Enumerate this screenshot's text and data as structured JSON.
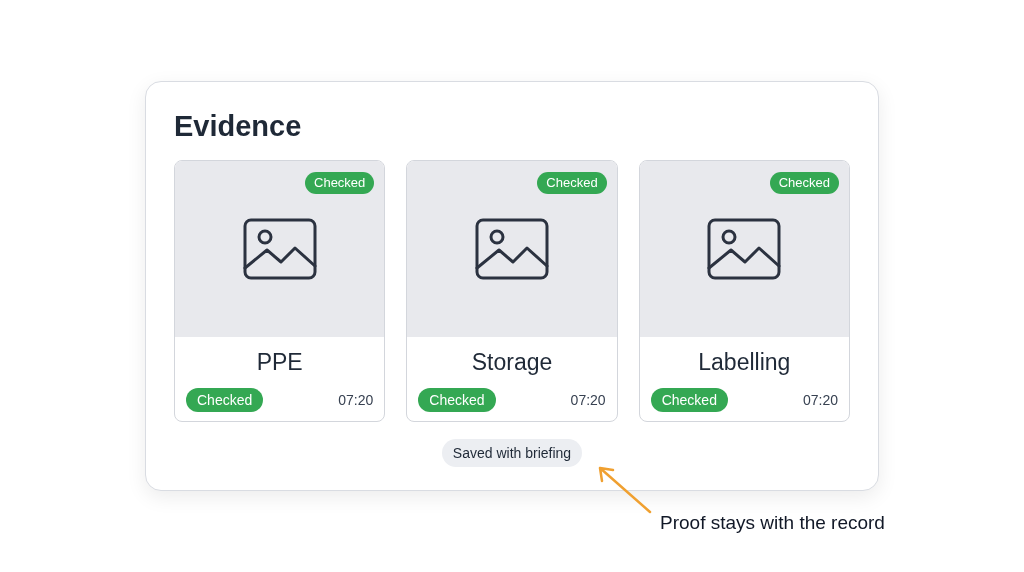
{
  "panel": {
    "title": "Evidence",
    "tiles": [
      {
        "top_badge": "Checked",
        "title": "PPE",
        "badge": "Checked",
        "time": "07:20"
      },
      {
        "top_badge": "Checked",
        "title": "Storage",
        "badge": "Checked",
        "time": "07:20"
      },
      {
        "top_badge": "Checked",
        "title": "Labelling",
        "badge": "Checked",
        "time": "07:20"
      }
    ],
    "footer_chip": "Saved with briefing"
  },
  "annotation": "Proof stays with the record"
}
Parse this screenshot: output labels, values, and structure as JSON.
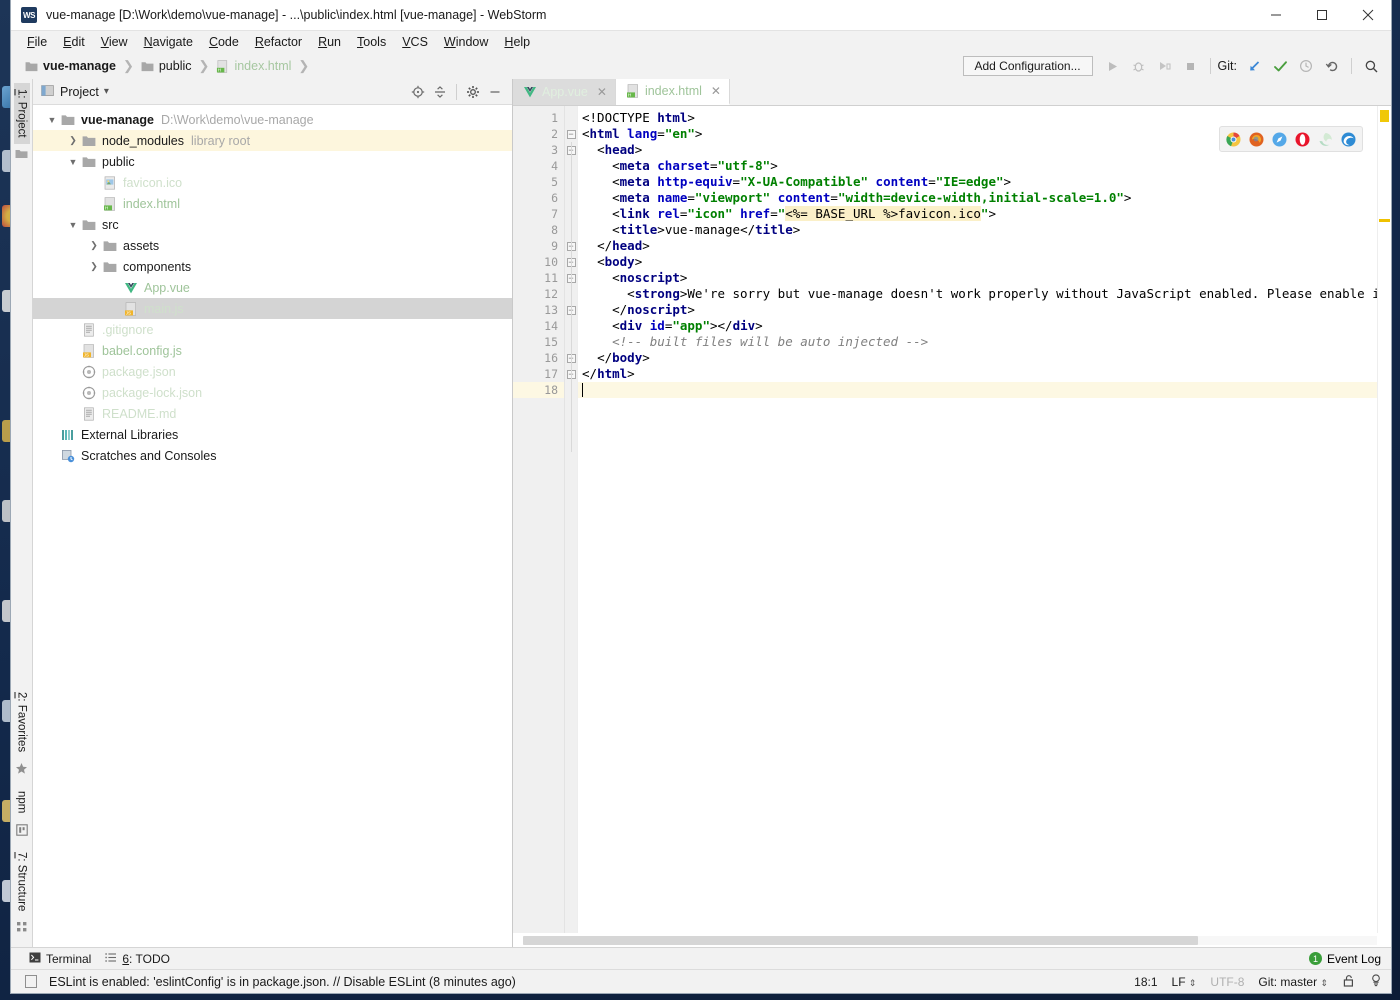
{
  "window": {
    "title": "vue-manage [D:\\Work\\demo\\vue-manage] - ...\\public\\index.html [vue-manage] - WebStorm",
    "logo_text": "WS",
    "minimize": "—",
    "maximize": "▢",
    "close": "✕"
  },
  "menu": [
    "File",
    "Edit",
    "View",
    "Navigate",
    "Code",
    "Refactor",
    "Run",
    "Tools",
    "VCS",
    "Window",
    "Help"
  ],
  "breadcrumb": [
    {
      "label": "vue-manage",
      "style": "bold",
      "icon": "folder-icon"
    },
    {
      "label": "public",
      "style": "normal",
      "icon": "folder-icon"
    },
    {
      "label": "index.html",
      "style": "green",
      "icon": "html-file-icon"
    }
  ],
  "toolbar": {
    "add_configuration": "Add Configuration...",
    "run_icon": "run-icon",
    "debug_icon": "debug-icon",
    "coverage_icon": "coverage-icon",
    "stop_icon": "stop-icon",
    "git_label": "Git:",
    "update_icon": "vcs-update-icon",
    "commit_icon": "vcs-commit-icon",
    "history_icon": "vcs-history-icon",
    "rollback_icon": "vcs-rollback-icon",
    "search_icon": "search-everywhere-icon"
  },
  "left_strip": {
    "top": [
      {
        "label": "1: Project",
        "active": true
      }
    ],
    "bottom": [
      {
        "label": "2: Favorites"
      },
      {
        "label": "npm"
      },
      {
        "label": "7: Structure"
      }
    ]
  },
  "project_panel": {
    "title": "Project",
    "dropdown": "▾",
    "tools": [
      "locate-icon",
      "collapse-all-icon",
      "settings-gear-icon",
      "hide-panel-icon"
    ],
    "tree": [
      {
        "indent": 0,
        "arrow": "down",
        "icon": "folder-icon",
        "label": "vue-manage",
        "style": "bold",
        "sub": "D:\\Work\\demo\\vue-manage",
        "state": "normal"
      },
      {
        "indent": 1,
        "arrow": "right",
        "icon": "folder-icon",
        "label": "node_modules",
        "style": "normal",
        "sub": "library root",
        "state": "highlight"
      },
      {
        "indent": 1,
        "arrow": "down",
        "icon": "folder-icon",
        "label": "public",
        "style": "normal",
        "sub": "",
        "state": "normal"
      },
      {
        "indent": 2,
        "arrow": "none",
        "icon": "image-file-icon",
        "label": "favicon.ico",
        "style": "faint",
        "sub": "",
        "state": "normal"
      },
      {
        "indent": 2,
        "arrow": "none",
        "icon": "html-file-icon",
        "label": "index.html",
        "style": "green",
        "sub": "",
        "state": "normal"
      },
      {
        "indent": 1,
        "arrow": "down",
        "icon": "folder-icon",
        "label": "src",
        "style": "normal",
        "sub": "",
        "state": "normal"
      },
      {
        "indent": 2,
        "arrow": "right",
        "icon": "folder-icon",
        "label": "assets",
        "style": "normal",
        "sub": "",
        "state": "normal"
      },
      {
        "indent": 2,
        "arrow": "right",
        "icon": "folder-icon",
        "label": "components",
        "style": "normal",
        "sub": "",
        "state": "normal"
      },
      {
        "indent": 3,
        "arrow": "none",
        "icon": "vue-file-icon",
        "label": "App.vue",
        "style": "green",
        "sub": "",
        "state": "normal"
      },
      {
        "indent": 3,
        "arrow": "none",
        "icon": "js-file-icon",
        "label": "main.js",
        "style": "faint",
        "sub": "",
        "state": "selected"
      },
      {
        "indent": 1,
        "arrow": "none",
        "icon": "text-file-icon",
        "label": ".gitignore",
        "style": "faint",
        "sub": "",
        "state": "normal"
      },
      {
        "indent": 1,
        "arrow": "none",
        "icon": "js-file-icon",
        "label": "babel.config.js",
        "style": "green",
        "sub": "",
        "state": "normal"
      },
      {
        "indent": 1,
        "arrow": "none",
        "icon": "json-file-icon",
        "label": "package.json",
        "style": "faint",
        "sub": "",
        "state": "normal"
      },
      {
        "indent": 1,
        "arrow": "none",
        "icon": "json-file-icon",
        "label": "package-lock.json",
        "style": "faint",
        "sub": "",
        "state": "normal"
      },
      {
        "indent": 1,
        "arrow": "none",
        "icon": "text-file-icon",
        "label": "README.md",
        "style": "faint",
        "sub": "",
        "state": "normal"
      },
      {
        "indent": 0,
        "arrow": "none",
        "icon": "external-libraries-icon",
        "label": "External Libraries",
        "style": "normal",
        "sub": "",
        "state": "normal"
      },
      {
        "indent": 0,
        "arrow": "none",
        "icon": "scratches-icon",
        "label": "Scratches and Consoles",
        "style": "normal",
        "sub": "",
        "state": "normal"
      }
    ]
  },
  "editor": {
    "tabs": [
      {
        "label": "App.vue",
        "icon": "vue-file-icon",
        "active": false,
        "faded": true,
        "close": "✕"
      },
      {
        "label": "index.html",
        "icon": "html-file-icon",
        "active": true,
        "faded": false,
        "close": "✕"
      }
    ],
    "browsers": [
      "chrome-icon",
      "firefox-icon",
      "safari-icon",
      "opera-icon",
      "edge-legacy-icon",
      "edge-icon"
    ],
    "line_numbers": [
      1,
      2,
      3,
      4,
      5,
      6,
      7,
      8,
      9,
      10,
      11,
      12,
      13,
      14,
      15,
      16,
      17,
      18
    ],
    "caret_line": 18,
    "fold_lines": [
      2,
      3,
      9,
      10,
      11,
      13,
      16,
      17
    ],
    "lines": [
      {
        "n": 1,
        "tokens": [
          {
            "t": "punct",
            "v": "<!DOCTYPE "
          },
          {
            "t": "tag",
            "v": "html"
          },
          {
            "t": "punct",
            "v": ">"
          }
        ]
      },
      {
        "n": 2,
        "tokens": [
          {
            "t": "punct",
            "v": "<"
          },
          {
            "t": "tag",
            "v": "html"
          },
          {
            "t": "text",
            "v": " "
          },
          {
            "t": "attr",
            "v": "lang"
          },
          {
            "t": "punct",
            "v": "="
          },
          {
            "t": "val",
            "v": "\"en\""
          },
          {
            "t": "punct",
            "v": ">"
          }
        ]
      },
      {
        "n": 3,
        "tokens": [
          {
            "t": "text",
            "v": "  "
          },
          {
            "t": "punct",
            "v": "<"
          },
          {
            "t": "tag",
            "v": "head"
          },
          {
            "t": "punct",
            "v": ">"
          }
        ]
      },
      {
        "n": 4,
        "tokens": [
          {
            "t": "text",
            "v": "    "
          },
          {
            "t": "punct",
            "v": "<"
          },
          {
            "t": "tag",
            "v": "meta"
          },
          {
            "t": "text",
            "v": " "
          },
          {
            "t": "attr",
            "v": "charset"
          },
          {
            "t": "punct",
            "v": "="
          },
          {
            "t": "val",
            "v": "\"utf-8\""
          },
          {
            "t": "punct",
            "v": ">"
          }
        ]
      },
      {
        "n": 5,
        "tokens": [
          {
            "t": "text",
            "v": "    "
          },
          {
            "t": "punct",
            "v": "<"
          },
          {
            "t": "tag",
            "v": "meta"
          },
          {
            "t": "text",
            "v": " "
          },
          {
            "t": "attr",
            "v": "http-equiv"
          },
          {
            "t": "punct",
            "v": "="
          },
          {
            "t": "val",
            "v": "\"X-UA-Compatible\""
          },
          {
            "t": "text",
            "v": " "
          },
          {
            "t": "attr",
            "v": "content"
          },
          {
            "t": "punct",
            "v": "="
          },
          {
            "t": "val",
            "v": "\"IE=edge\""
          },
          {
            "t": "punct",
            "v": ">"
          }
        ]
      },
      {
        "n": 6,
        "tokens": [
          {
            "t": "text",
            "v": "    "
          },
          {
            "t": "punct",
            "v": "<"
          },
          {
            "t": "tag",
            "v": "meta"
          },
          {
            "t": "text",
            "v": " "
          },
          {
            "t": "attr",
            "v": "name"
          },
          {
            "t": "punct",
            "v": "="
          },
          {
            "t": "val",
            "v": "\"viewport\""
          },
          {
            "t": "text",
            "v": " "
          },
          {
            "t": "attr",
            "v": "content"
          },
          {
            "t": "punct",
            "v": "="
          },
          {
            "t": "val",
            "v": "\"width=device-width,initial-scale=1.0\""
          },
          {
            "t": "punct",
            "v": ">"
          }
        ]
      },
      {
        "n": 7,
        "tokens": [
          {
            "t": "text",
            "v": "    "
          },
          {
            "t": "punct",
            "v": "<"
          },
          {
            "t": "tag",
            "v": "link"
          },
          {
            "t": "text",
            "v": " "
          },
          {
            "t": "attr",
            "v": "rel"
          },
          {
            "t": "punct",
            "v": "="
          },
          {
            "t": "val",
            "v": "\"icon\""
          },
          {
            "t": "text",
            "v": " "
          },
          {
            "t": "attr",
            "v": "href"
          },
          {
            "t": "punct",
            "v": "="
          },
          {
            "t": "val",
            "v": "\""
          },
          {
            "t": "tpl",
            "v": "<%= BASE_URL %>favicon.ico"
          },
          {
            "t": "val",
            "v": "\""
          },
          {
            "t": "punct",
            "v": ">"
          }
        ]
      },
      {
        "n": 8,
        "tokens": [
          {
            "t": "text",
            "v": "    "
          },
          {
            "t": "punct",
            "v": "<"
          },
          {
            "t": "tag",
            "v": "title"
          },
          {
            "t": "punct",
            "v": ">"
          },
          {
            "t": "text",
            "v": "vue-manage"
          },
          {
            "t": "punct",
            "v": "</"
          },
          {
            "t": "tag",
            "v": "title"
          },
          {
            "t": "punct",
            "v": ">"
          }
        ]
      },
      {
        "n": 9,
        "tokens": [
          {
            "t": "text",
            "v": "  "
          },
          {
            "t": "punct",
            "v": "</"
          },
          {
            "t": "tag",
            "v": "head"
          },
          {
            "t": "punct",
            "v": ">"
          }
        ]
      },
      {
        "n": 10,
        "tokens": [
          {
            "t": "text",
            "v": "  "
          },
          {
            "t": "punct",
            "v": "<"
          },
          {
            "t": "tag",
            "v": "body"
          },
          {
            "t": "punct",
            "v": ">"
          }
        ]
      },
      {
        "n": 11,
        "tokens": [
          {
            "t": "text",
            "v": "    "
          },
          {
            "t": "punct",
            "v": "<"
          },
          {
            "t": "tag",
            "v": "noscript"
          },
          {
            "t": "punct",
            "v": ">"
          }
        ]
      },
      {
        "n": 12,
        "tokens": [
          {
            "t": "text",
            "v": "      "
          },
          {
            "t": "punct",
            "v": "<"
          },
          {
            "t": "tag",
            "v": "strong"
          },
          {
            "t": "punct",
            "v": ">"
          },
          {
            "t": "text",
            "v": "We're sorry but vue-manage doesn't work properly without JavaScript enabled. Please enable it to continu"
          }
        ]
      },
      {
        "n": 13,
        "tokens": [
          {
            "t": "text",
            "v": "    "
          },
          {
            "t": "punct",
            "v": "</"
          },
          {
            "t": "tag",
            "v": "noscript"
          },
          {
            "t": "punct",
            "v": ">"
          }
        ]
      },
      {
        "n": 14,
        "tokens": [
          {
            "t": "text",
            "v": "    "
          },
          {
            "t": "punct",
            "v": "<"
          },
          {
            "t": "tag",
            "v": "div"
          },
          {
            "t": "text",
            "v": " "
          },
          {
            "t": "attr",
            "v": "id"
          },
          {
            "t": "punct",
            "v": "="
          },
          {
            "t": "val",
            "v": "\"app\""
          },
          {
            "t": "punct",
            "v": "></"
          },
          {
            "t": "tag",
            "v": "div"
          },
          {
            "t": "punct",
            "v": ">"
          }
        ]
      },
      {
        "n": 15,
        "tokens": [
          {
            "t": "text",
            "v": "    "
          },
          {
            "t": "comment",
            "v": "<!-- built files will be auto injected -->"
          }
        ]
      },
      {
        "n": 16,
        "tokens": [
          {
            "t": "text",
            "v": "  "
          },
          {
            "t": "punct",
            "v": "</"
          },
          {
            "t": "tag",
            "v": "body"
          },
          {
            "t": "punct",
            "v": ">"
          }
        ]
      },
      {
        "n": 17,
        "tokens": [
          {
            "t": "punct",
            "v": "</"
          },
          {
            "t": "tag",
            "v": "html"
          },
          {
            "t": "punct",
            "v": ">"
          }
        ]
      },
      {
        "n": 18,
        "tokens": []
      }
    ]
  },
  "bottom_strip": {
    "terminal": "Terminal",
    "terminal_icon": "terminal-icon",
    "todo_num": "6",
    "todo": ": TODO",
    "todo_icon": "todo-list-icon",
    "event_log": "Event Log",
    "event_count": "1"
  },
  "status_bar": {
    "message": "ESLint is enabled: 'eslintConfig' is in package.json. // Disable ESLint (8 minutes ago)",
    "caret_position": "18:1",
    "line_separator": "LF",
    "encoding": "UTF-8",
    "branch": "Git: master",
    "lock_icon": "unlocked-icon",
    "inspection_icon": "inspection-icon",
    "spinner": "⇕"
  },
  "colors": {
    "accent_green": "#9fc49a",
    "tag_blue": "#000080",
    "attr_blue": "#0000c0",
    "value_green": "#008000",
    "comment_gray": "#808080",
    "highlight_yellow": "#fdf6dd",
    "warning_yellow": "#f0c808",
    "git_check_green": "#3a9e3a",
    "desktop_blue": "#13294b"
  }
}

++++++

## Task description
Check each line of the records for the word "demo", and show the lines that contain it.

## Answer below
    "title": "vue-manage [D:\\Work\\demo\\vue-manage] - ...\\public\\index.html [vue-manage] - WebStorm",
        "sub": "D:\\Work\\demo\\vue-manage",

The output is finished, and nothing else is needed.